There are definitely some nice cool features and a huge upgrade from the first Mavic Air, but compared to Mavic 2, it may not be a real upgrade in some sense for the pro videographer who wants more control. But for those who want to have their first UAV, the Mavic Air 2 is a great choice.
Some dealers are said to have already gotten stocks of this new drone and will be ready to sell them when DJI officially release it end of February 2020.
This update is critical as it addresses some of the key problems that the 200 series have. One of which is the transmission and control problem. There are many reports that the 200 series loses control from the pilots very often resulting in crashes. The 300 series will allow 2 pilots to be separated kilometres apart and one pilot can hand over control to another pilot remotely. This is a fascinating idea, it means the drone can fly from point A to B without returning to A to land.
Personally, I do hope that this drone can use the Zenmuse X7 DL lens mount. Then this drone can also be used for filming and not just industrial application. Another feature I will like to see is an all-round obstacle avoidance like the Mavic 2 pro.
Had the chance to have a maiden flight at Banyan tree Lang Co,Vietnam. Like flying all new drones I tend to be a bit more cautious in the beginning. The Mini jitter a bit when it took flight due to the strong wind, but it held it’s position.
Gaining a bit more confident, I started to push the drone forward to fly towards the sea. The image ways surprisingly stable, no drop in signal and etc. (Note that you have to keep the remote controller’s antenna perpendicular and face the mini directly.) I flew for about 1km and decide to turn it around as I am unsure if it can handle the monsoon wind. The speed is significantly slower then Mavic 2 pro but it is very stable.
One thing I notice that is really strange is the mini seems to report different height as it fly level. This is unlike Mavic 2 Pro’s experience. Not sure if this is a bug?
What I missed most from Mavic 2 pro is the ability to shoot panoramic photos, RAW photo and time lapse video.
This is a welcome move by CAAS to make the airspace of Singapore safer and for drone operator to fly more responsibly. Parents should also understand that UAV more than 250g is not a toy and can kill if not operated with care. It should not be bought as a present for young kids who do not understand what kind of harm it can cause to public.
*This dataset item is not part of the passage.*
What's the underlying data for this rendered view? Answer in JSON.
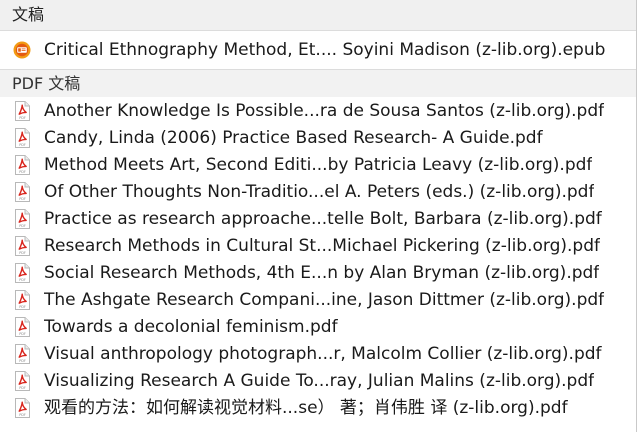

The question now on hand is, how difficult will it be for the general public to register their UAV? How much will it cost? Will this move cause Singapore to slow down in adoption of new technology?
Only time will tell. Let’s wait and see. Mean while, please fly safe!
This new Mavic mini is meant to replace the spark @US$399. A drone slightly larger then most mobile phone, capable of flying for about 25 to 30min, shoots 4K@30fps, a range of about 4km and weighs only 245g (means can fly leisurely in most places in Singapore without permit).
Will you buy one? Essentially, is a Mavic Pro in a small form factor.
Skydio released their version 2 of their autonomous drone. This drone is priced at US$999 (No controller) to compete with DJI Mavic Pro 2.
The selling point of this drone is in its ability to fly autonomously in a highly cluttered environment like the forest. It has no problem navigating the complicated and narrow flight path through the tree branches.